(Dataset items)

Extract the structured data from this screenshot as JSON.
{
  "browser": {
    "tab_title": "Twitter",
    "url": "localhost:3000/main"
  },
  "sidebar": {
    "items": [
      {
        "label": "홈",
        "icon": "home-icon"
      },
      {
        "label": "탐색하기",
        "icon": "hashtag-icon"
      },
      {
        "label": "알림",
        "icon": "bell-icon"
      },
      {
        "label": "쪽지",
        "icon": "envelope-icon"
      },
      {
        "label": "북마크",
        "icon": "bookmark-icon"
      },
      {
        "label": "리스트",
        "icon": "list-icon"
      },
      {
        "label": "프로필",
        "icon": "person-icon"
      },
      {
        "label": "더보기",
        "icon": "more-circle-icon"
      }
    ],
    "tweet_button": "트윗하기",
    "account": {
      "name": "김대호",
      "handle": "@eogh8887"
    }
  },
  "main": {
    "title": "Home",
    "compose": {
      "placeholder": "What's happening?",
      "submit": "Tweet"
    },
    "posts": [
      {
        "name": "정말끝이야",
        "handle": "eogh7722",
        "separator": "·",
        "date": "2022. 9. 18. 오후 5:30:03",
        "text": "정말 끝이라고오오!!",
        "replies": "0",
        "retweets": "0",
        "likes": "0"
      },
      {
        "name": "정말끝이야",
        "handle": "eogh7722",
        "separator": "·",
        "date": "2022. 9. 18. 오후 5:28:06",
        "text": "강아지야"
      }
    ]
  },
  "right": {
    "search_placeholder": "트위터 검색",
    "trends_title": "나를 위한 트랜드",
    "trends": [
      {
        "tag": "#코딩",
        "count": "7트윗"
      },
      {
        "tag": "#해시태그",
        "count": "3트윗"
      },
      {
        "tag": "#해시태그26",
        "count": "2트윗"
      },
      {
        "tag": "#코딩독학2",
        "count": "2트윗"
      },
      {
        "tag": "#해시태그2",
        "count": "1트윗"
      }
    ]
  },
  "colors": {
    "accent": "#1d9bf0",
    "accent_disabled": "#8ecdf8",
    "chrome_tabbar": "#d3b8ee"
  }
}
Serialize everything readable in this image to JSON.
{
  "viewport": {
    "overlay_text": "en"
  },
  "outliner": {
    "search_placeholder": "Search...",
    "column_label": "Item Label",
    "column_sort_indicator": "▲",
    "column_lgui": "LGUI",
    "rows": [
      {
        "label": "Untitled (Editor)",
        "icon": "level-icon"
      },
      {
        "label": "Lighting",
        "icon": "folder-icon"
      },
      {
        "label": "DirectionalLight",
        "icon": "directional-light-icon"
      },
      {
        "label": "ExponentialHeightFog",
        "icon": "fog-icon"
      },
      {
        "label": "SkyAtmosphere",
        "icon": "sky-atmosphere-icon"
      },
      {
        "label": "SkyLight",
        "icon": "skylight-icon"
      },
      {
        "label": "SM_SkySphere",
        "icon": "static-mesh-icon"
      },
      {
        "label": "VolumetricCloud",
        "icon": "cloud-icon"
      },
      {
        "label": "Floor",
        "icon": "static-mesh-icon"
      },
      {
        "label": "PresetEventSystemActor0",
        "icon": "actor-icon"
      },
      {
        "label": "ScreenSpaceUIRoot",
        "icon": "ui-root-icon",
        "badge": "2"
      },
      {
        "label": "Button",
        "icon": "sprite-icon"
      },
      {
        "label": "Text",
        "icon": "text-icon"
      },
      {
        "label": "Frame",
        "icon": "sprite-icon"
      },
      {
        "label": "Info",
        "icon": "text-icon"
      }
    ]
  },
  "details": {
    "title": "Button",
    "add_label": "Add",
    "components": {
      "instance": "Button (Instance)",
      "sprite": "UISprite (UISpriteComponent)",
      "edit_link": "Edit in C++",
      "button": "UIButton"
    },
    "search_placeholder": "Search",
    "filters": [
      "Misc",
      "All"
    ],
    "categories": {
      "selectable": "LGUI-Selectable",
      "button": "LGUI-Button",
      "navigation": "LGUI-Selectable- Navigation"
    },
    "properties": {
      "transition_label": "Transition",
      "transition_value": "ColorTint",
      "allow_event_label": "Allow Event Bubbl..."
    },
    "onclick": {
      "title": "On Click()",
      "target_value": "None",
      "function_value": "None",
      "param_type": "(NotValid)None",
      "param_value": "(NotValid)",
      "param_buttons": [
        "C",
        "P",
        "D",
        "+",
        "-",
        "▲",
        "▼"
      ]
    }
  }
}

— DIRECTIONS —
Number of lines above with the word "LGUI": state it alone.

— REPLY TO THE EXERCISE —
4